In rakugo, the story typically leads up to a hilarious punch line at the very end. And honestly, they were really funny! I was cracking up on the floor, trying to hold in my hideous snorts.

After the students were the two Japanese rakugo performers, who had flown to the United States all the way from Japan as cultural envoys. Rakugo professionals.

Yanagiya Sankyo (柳家さん喬) and Yanagiya Kyonosuke (柳家喬之助) are two widely famous rakugo performers in Japan, and tickets to see their shows are priced usually over $30 per person! It was the biggest honor to be able to see their performances for free. I was just happy to be there. Even if I was sitting at eye level with people’s feet.

Unfortunately, photography was prohibited for the two famous rakugo performers. But I promise you, they were amazing. Sitting up there with their commanding presence, their expressions and voices varying with every character — it was truly an art. Just by a small turn of their torso, they suddenly became a different person! Their performances were definitely the highlight of the night.

Yanagiya Kyonosuke (柳家喬之助) performed first with the story Hatsu Tenjin (初天神, “First Tenjin Festival”), which was summarized in the program: “A precocious boy named Kinbou convinces his father to take him to the festival at the Tenjin shrine, on the condition that he won’t bother his father to buy him anything. At the festival, of course, Kinbou can’t help asking for everything he sees, causing problems for his father.”

It was a hilarious performance, and the room roared with laughter as Yanagiya Kyonosuke pouted and wailed as the child. Kinbou was one spunky child, and I loved every second of his character on stage. It was an incredible performance by an incredible performer!

The last performance carries the most prestige in a rakugo show. After a brief intermission, Yanagiya Sankyo (柳家さん喬) delivered the last performance, telling the story of Shinigami (死神, “The God of Death”). In the program, it was summarized: “The God of Death tells a man who has decided that he wants to die that it’s not his time yet and teaches him a way to make a living as a doctor. He grants the man the ability to see the God of Death and teaches him a spell. If the God of Death is sitting by the patient’s feet, then the patient will recover. He simply has to recite the spell and the sick person will get well. If the God of Death is at the patient’s head, there’s nothing that can be done for him. The man becomes very wealthy but spends lavishly on trips and ends up broke. When patients stop coming, he becomes desperate to regain his fortune. But is it possible to trick the God of Death?”

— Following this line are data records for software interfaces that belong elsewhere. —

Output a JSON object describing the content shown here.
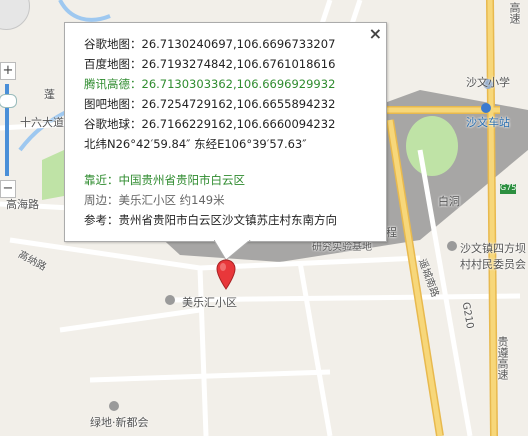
{
  "map": {
    "labels": {
      "shawen_primary": "沙文小学",
      "shawen_station": "沙文车站",
      "baidong": "白洞",
      "cheng": "程",
      "research_base": "研究实验基地",
      "liuda_road": "十六大道",
      "gaohai_road": "高海路",
      "penghu": "蓬",
      "gaona_road": "高纳路",
      "yaocheng": "遥城南路",
      "shawen_village": "沙文镇四方坝",
      "village_committee": "村村民委员会",
      "g210": "G210",
      "guizun": "贵遵高速",
      "gaosu_top": "高速",
      "g75": "G75",
      "meile_community": "美乐汇小区",
      "ludi": "绿地·新都会"
    }
  },
  "zoom": {
    "plus": "+",
    "minus": "−"
  },
  "popup": {
    "close": "×",
    "google_map": "谷歌地图：26.7130240697,106.6696733207",
    "baidu_map": "百度地图：26.7193274842,106.6761018616",
    "tencent_gaode": "腾讯高德：26.7130303362,106.6696929932",
    "tuba_map": "图吧地图：26.7254729162,106.6655894232",
    "google_earth": "谷歌地球：26.7166229162,106.6660094232",
    "dms": "北纬N26°42′59.84″ 东经E106°39′57.63″",
    "near_label": "靠近：",
    "near_value": "中国贵州省贵阳市白云区",
    "around_label": "周边：",
    "around_value": "美乐汇小区 约149米",
    "ref_label": "参考：",
    "ref_value": "贵州省贵阳市白云区沙文镇苏庄村东南方向"
  },
  "colors": {
    "highway": "#f7d77a",
    "green_area": "#bfe3a6",
    "water": "#9ec8f0",
    "marker": "#e8373a"
  }
}
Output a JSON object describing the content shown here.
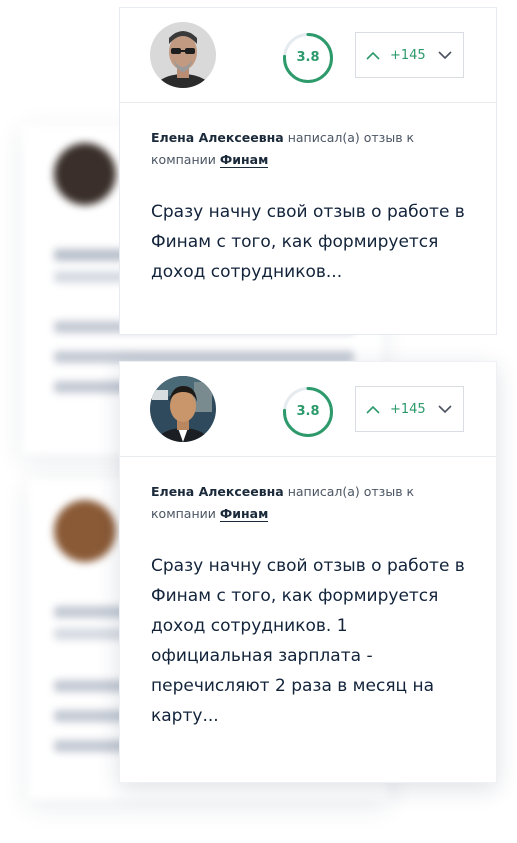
{
  "cards": [
    {
      "rating": "3.8",
      "rating_fraction": 0.76,
      "vote_count": "+145",
      "author": "Елена Алексеевна",
      "action_text": "написал(а) отзыв к компании",
      "company": "Финам",
      "review": "Сразу начну свой отзыв о работе в Финам с того, как формируется доход сотрудников..."
    },
    {
      "rating": "3.8",
      "rating_fraction": 0.76,
      "vote_count": "+145",
      "author": "Елена Алексеевна",
      "action_text": "написал(а) отзыв к компании",
      "company": "Финам",
      "review": "Сразу начну свой отзыв о работе в Финам с того, как формируется доход сотрудников. 1 официальная зарплата - перечисляют 2 раза в месяц на карту..."
    }
  ],
  "colors": {
    "accent_green": "#2d9a6b",
    "ring_track": "#e6ebef",
    "text_dark": "#12233a",
    "border": "#e7eaee"
  }
}
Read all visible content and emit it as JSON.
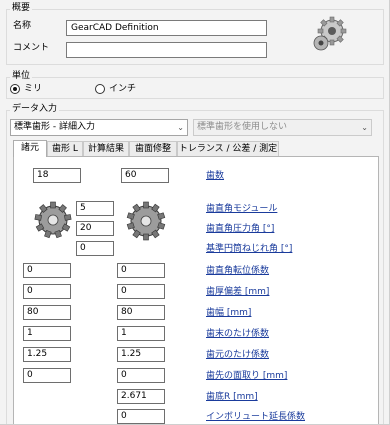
{
  "overview": {
    "title": "概要",
    "name_label": "名称",
    "name_value": "GearCAD Definition",
    "comment_label": "コメント",
    "comment_value": ""
  },
  "unit": {
    "title": "単位",
    "options": [
      "ミリ",
      "インチ"
    ],
    "selected": "ミリ"
  },
  "data_input": {
    "title": "データ入力",
    "combo_left": "標準歯形 - 詳細入力",
    "combo_right": "標準歯形を使用しない"
  },
  "tabs": [
    "諸元",
    "歯形 L",
    "計算結果",
    "歯面修整",
    "トレランス / 公差 / 測定"
  ],
  "active_tab": "諸元",
  "params": {
    "teeth": {
      "left": "18",
      "right": "60",
      "label": "歯数"
    },
    "module": {
      "value": "5",
      "label": "歯直角モジュール"
    },
    "pressure_angle": {
      "value": "20",
      "label": "歯直角圧力角 [°]"
    },
    "helix_angle": {
      "value": "0",
      "label": "基準円筒ねじれ角 [°]"
    },
    "shift_coeff": {
      "left": "0",
      "right": "0",
      "label": "歯直角転位係数"
    },
    "thickness_dev": {
      "left": "0",
      "right": "0",
      "label": "歯厚偏差 [mm]"
    },
    "face_width": {
      "left": "80",
      "right": "80",
      "label": "歯幅 [mm]"
    },
    "dedendum_coeff": {
      "left": "1",
      "right": "1",
      "label": "歯末のたけ係数"
    },
    "addendum_coeff": {
      "left": "1.25",
      "right": "1.25",
      "label": "歯元のたけ係数"
    },
    "tip_chamfer": {
      "left": "0",
      "right": "0",
      "label": "歯先の面取り [mm]"
    },
    "root_radius": {
      "right": "2.671",
      "label": "歯底R [mm]"
    },
    "involute_ext": {
      "right": "0",
      "label": "インボリュート延長係数"
    }
  },
  "colors": {
    "link": "#1a3b9c",
    "panel_bg": "#ffffff",
    "window_bg": "#f3f3f3"
  }
}
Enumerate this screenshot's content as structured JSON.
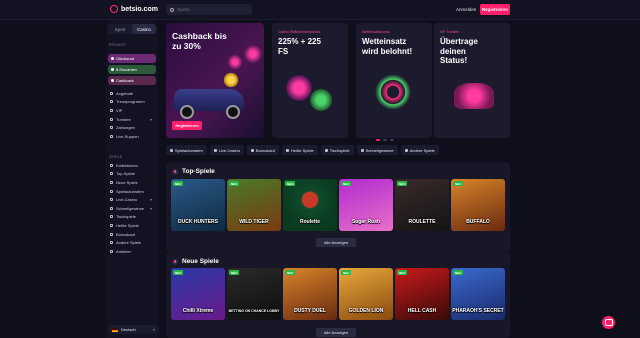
{
  "header": {
    "logo_text": "betsio.com",
    "search_placeholder": "Suche",
    "login_label": "Anmelden",
    "register_label": "Registrieren"
  },
  "sidebar": {
    "toggle": [
      "Sport",
      "Casino"
    ],
    "section_label_promo": "PROMOS",
    "pills": [
      "Glücksrad",
      "$ Einzahlen",
      "Cashback"
    ],
    "items_top": [
      "Angebote",
      "Treueprogramm",
      "VIP",
      "Turniere",
      "Zahlungen",
      "Live-Support"
    ],
    "section_label_games": "SPIELE",
    "items_games": [
      "Kollektionen",
      "Top-Spiele",
      "Neue Spiele",
      "Spielautomaten",
      "Live-Casino",
      "Schnellgewinne",
      "Tischspiele",
      "Heiße Spiele",
      "Bonuskauf",
      "Andere Spiele",
      "Anbieter"
    ],
    "language": "Deutsch"
  },
  "promos": {
    "main_title": "Cashback bis zu 30%",
    "main_cta": "Registrieren",
    "cards": [
      {
        "tag": "Casino Willkommensbonus",
        "title": "225% + 225 FS"
      },
      {
        "tag": "Wetteinsatzbonus",
        "title": "Wetteinsatz wird belohnt!"
      },
      {
        "tag": "VIP Transfer",
        "title": "Übertrage deinen Status!"
      }
    ]
  },
  "categories": [
    "Spielautomaten",
    "Live-Casino",
    "Bonuskauf",
    "Heiße Spiele",
    "Tischspiele",
    "Schnellgewinne",
    "Andere Spiele"
  ],
  "sections": [
    {
      "title": "Top-Spiele",
      "show_all": "Alle Anzeigen",
      "games": [
        {
          "name": "DUCK HUNTERS",
          "badge": "NEU"
        },
        {
          "name": "WILD TIGER",
          "badge": "NEU"
        },
        {
          "name": "Roulette",
          "badge": "NEU"
        },
        {
          "name": "Sugar Rush",
          "badge": "NEU"
        },
        {
          "name": "ROULETTE",
          "badge": "NEU"
        },
        {
          "name": "BUFFALO",
          "badge": "NEU"
        }
      ]
    },
    {
      "title": "Neue Spiele",
      "show_all": "Alle Anzeigen",
      "games": [
        {
          "name": "Chilli Xtreme",
          "badge": "NEU"
        },
        {
          "name": "BETTING ON CHANCE LOBBY",
          "badge": "NEU"
        },
        {
          "name": "DUSTY DUEL",
          "badge": "NEU"
        },
        {
          "name": "GOLDEN LION",
          "badge": "NEU"
        },
        {
          "name": "HELL CASH",
          "badge": "NEU"
        },
        {
          "name": "PHARAOH'S SECRET",
          "badge": "NEU"
        }
      ]
    }
  ],
  "colors": {
    "accent": "#ff1f6b",
    "background": "#0f0f1c",
    "panel": "#171727"
  }
}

Shinigami (死神, “The God of Death”) is one of the most popular and famous rakugo stories out there, and although it’s a little on the scarier side, it has its funny moments. Shinigami was beautifully told by Yanagiya Sankyo. Everyone was plunged straight into the story as he acted out the God of Death and the cheating doctor. As the God of Death, Yanagiya Sankyo held the fan like a cane under his hands, chuckling at the man’s misfortune. I was enraptured by his performance, visualizing the elements that weren’t there. It was a wonderful story told by a wonderful performer to end a wonderful night.

If you ever catch the word rakugo keep your ears peeled. A story will be told!